You're also right Eric about everything that gets mentioned in the beginning of the movie playing a part later. In fact, it happens so much that it's almost laughable. You don't have to wonder if something mentioned will be come back into it because all of it does. One cute little reference that I never picked up before is that the name of the mall where the Delorean goes back in time is named Twin Pines Mall at the beginning of the film, but when Marty goes back to the fifties he hits and kills a pine tree so that when he returns to the future the mall is now named Lone Pine Mall. It's only there if you notice it, but it's a nice little Easter egg if you do.
Another thing that I never noticed before, possibly because I hadn't watched it in years, is just how much the movie is one giant oedipus complex. I mean Marty's mother is sexually attracted to him and his father looks up to him as a better man. It couldn't be any more blatant.
Crispin Glover and Christopher Lloyd are both standouts, but I think you downplay Michael J. Fox's contribution, Eric. Sure, he's often the straight man to the zany antics of the supporting cast, but he's the glue that holds it all together. He's likable and believable in the part. Just FYI Eric, that's not really him singing at the end of the film in the scene you felt wasn't needed. I didn't mind it, sure maybe it could have been trimmed a little, but the whole movie is so well paced that I didn't feel as though this scene slowed it down in anyway.
It's been so long since this movie was released that I'm only surprised that a remake isn't already in the works. In this one Marty would be going back to the 1980s. It would never be as good as the original, but that's certainly never stopped Hollywood from remaking movies in the past.
Christopher Lloyd and Michael J. Fox in Back to the Future.
I too enjoyed seeing this movie again after many years. It holds up well as it features a talented cast and was cleverly written with all the loose ends being tied into one big bow by the end. For a fantasy time-travel movie it is well thought out.
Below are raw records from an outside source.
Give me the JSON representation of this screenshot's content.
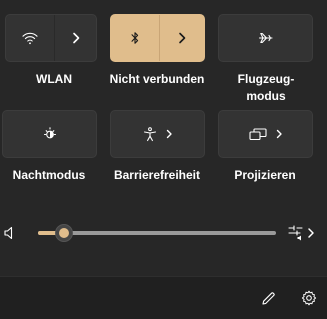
{
  "colors": {
    "accent": "#e0bd8c",
    "background": "#272727",
    "tile": "#333333",
    "footer": "#202020"
  },
  "tiles": [
    {
      "id": "wlan",
      "label": "WLAN",
      "icon": "wifi-icon",
      "active": false,
      "split": true
    },
    {
      "id": "bluetooth",
      "label": "Nicht verbunden",
      "icon": "bluetooth-icon",
      "active": true,
      "split": true
    },
    {
      "id": "airplane",
      "label": "Flugzeug-\nmodus",
      "label_line1": "Flugzeug-",
      "label_line2": "modus",
      "icon": "airplane-icon",
      "active": false,
      "split": false
    },
    {
      "id": "night",
      "label": "Nachtmodus",
      "icon": "night-light-icon",
      "active": false,
      "split": false
    },
    {
      "id": "accessibility",
      "label": "Barrierefreiheit",
      "icon": "accessibility-icon",
      "active": false,
      "split": false,
      "chevron": true
    },
    {
      "id": "project",
      "label": "Projizieren",
      "icon": "project-icon",
      "active": false,
      "split": false,
      "chevron": true
    }
  ],
  "volume": {
    "icon": "speaker-icon",
    "level_percent": 11,
    "output_icon": "sound-output-icon"
  },
  "footer": {
    "edit_icon": "pencil-icon",
    "settings_icon": "gear-icon"
  }
}
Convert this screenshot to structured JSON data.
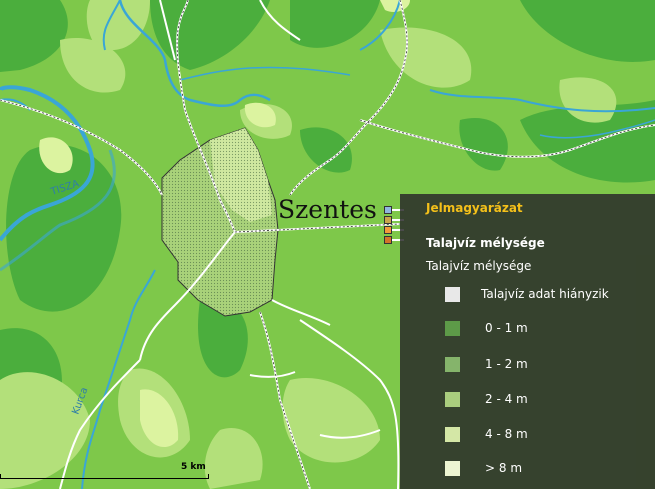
{
  "map": {
    "city_label": "Szentes",
    "river_label_tisza": "TISZA",
    "river_label_kurca": "Kurca",
    "colors": {
      "base": "#7ec84a",
      "light": "#b3e07a",
      "lighter": "#dcf3a0",
      "dark": "#4bae3d",
      "water": "#3aa6d6",
      "road": "#ffffff"
    }
  },
  "legend": {
    "title": "Jelmagyarázat",
    "layer_title": "Talajvíz mélysége",
    "subtitle": "Talajvíz mélysége",
    "items": [
      {
        "label": "Talajvíz adat hiányzik",
        "color": "#e8e8e8"
      },
      {
        "label": "0 - 1 m",
        "color": "#5d9a48"
      },
      {
        "label": "1 - 2 m",
        "color": "#85b46b"
      },
      {
        "label": "2 - 4 m",
        "color": "#aacd7e"
      },
      {
        "label": "4 - 8 m",
        "color": "#d4e7a6"
      },
      {
        "label": "> 8 m",
        "color": "#edf5d2"
      }
    ]
  },
  "scalebar": {
    "label": "5 km"
  }
}
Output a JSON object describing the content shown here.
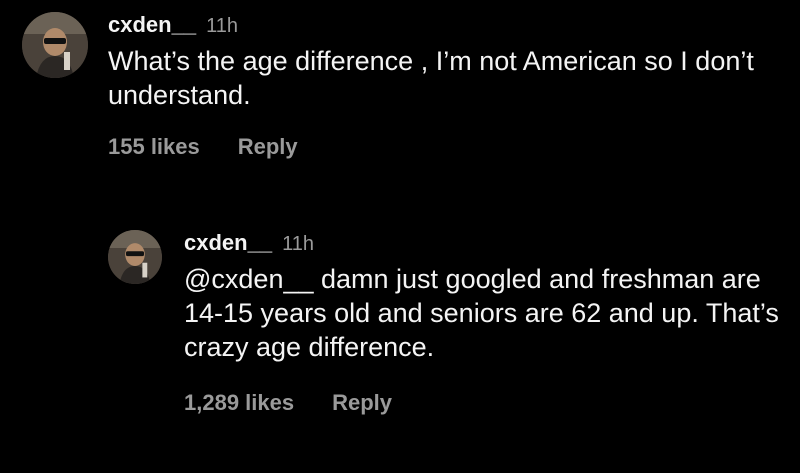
{
  "comments": [
    {
      "username": "cxden__",
      "time": "11h",
      "text": "What’s the age difference , I’m not American so I don’t understand.",
      "likes": "155 likes",
      "reply_label": "Reply"
    },
    {
      "username": "cxden__",
      "time": "11h",
      "text": "@cxden__ damn just googled and freshman are 14-15 years old and seniors are 62 and up. That’s crazy age difference.",
      "likes": "1,289 likes",
      "reply_label": "Reply"
    }
  ],
  "colors": {
    "background": "#000000",
    "text": "#f4f4f4",
    "muted": "#9a9a9a"
  }
}
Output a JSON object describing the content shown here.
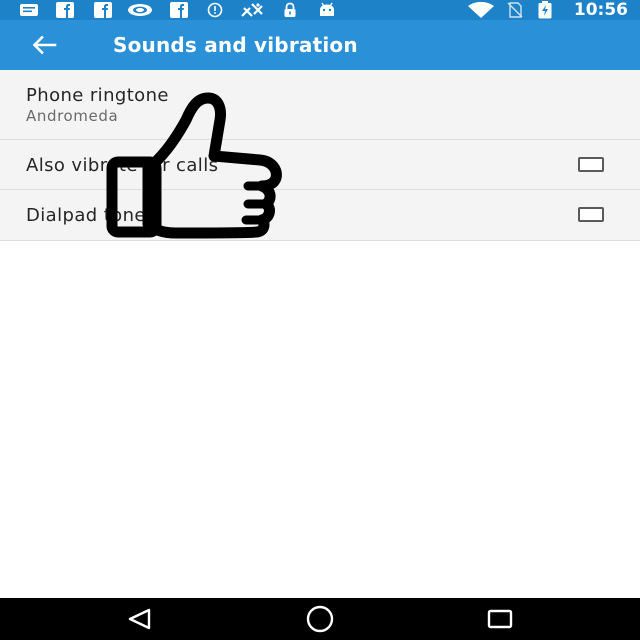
{
  "status_bar": {
    "time": "10:56",
    "left_icons": [
      "notes-icon",
      "facebook-icon",
      "facebook-icon",
      "eye-icon",
      "facebook-icon",
      "info-icon",
      "no-signal-icon",
      "lock-icon",
      "android-icon"
    ],
    "right_icons": [
      "wifi-icon",
      "no-sim-icon",
      "battery-charging-icon"
    ],
    "background": "#1e82c8"
  },
  "app_bar": {
    "title": "Sounds and vibration",
    "back_icon": "back-arrow-icon",
    "background": "#2a90d8"
  },
  "settings": {
    "ringtone": {
      "title": "Phone ringtone",
      "summary": "Andromeda"
    },
    "vibrate": {
      "title": "Also vibrate for calls",
      "checked": false
    },
    "dialpad": {
      "title": "Dialpad tones",
      "checked": false
    }
  },
  "overlay": {
    "icon": "thumbs-up-icon"
  },
  "nav_bar": {
    "icons": [
      "back-triangle-icon",
      "home-circle-icon",
      "recents-square-icon"
    ]
  }
}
One thing that stood out now is just how quaint and old-fashioned the 1950s are shown to be. The farm family that discovers Marty after he crashes into their barn, for example, acts like they have never seen a car before. Sure it is futuristic looking compared to the cars they would have been familiar with but surely they would have been able to recognize it as a car.
I thought the town looked familiar. It was the same back lot they used for the town in Gremlins. Both of which are now classic 80s movies. Another interesting piece of trivia is that this movie marked the debut of Billy Zane. He plays Match one of Biffs’ teenaged cohorts. I liked how they subtly represented the changes in race relations that took place between the 1950s and 1980s. In 1985 the town has a black mayor whereas in 1955 it was inconceivable.
The Oedipus angle never crosses the line of good taste. Just when it almost begins to make the audience squirm they pull back from it. Lea Thompson is very good and she is the only one that acts different as a teenager than as an adult. Both George and Biff have exactly the same personalities at 17 as they did at 47 at the beginning of the movie. Eric is right however that George gets the biggest emotional arc.
This movie takes you on an exciting adventure that mixes nostalgia with laughs. The scene where Marty pretends to be an alien in order to convince his dad to ask his mom out to the dance is hilarious. “Last night, Darth Vader came down from planet Vulcan and told me that if I didn't take Lorraine out that he'd melt my brain.”
I also agree that Christopher Lloyd steals many scenes. He and Fox make a great comedy team. I like how he channels Dr. Frankenstein when he excitedly hollers, “It works! It works!”
Back to the Future was the highest grossing movie of 1985. It remains as entertaining today as it did way back when that actor Ronald Reagan was president. I wonder if the sequels hold up as well?
Photos © Copyright Universal Pictures (1985)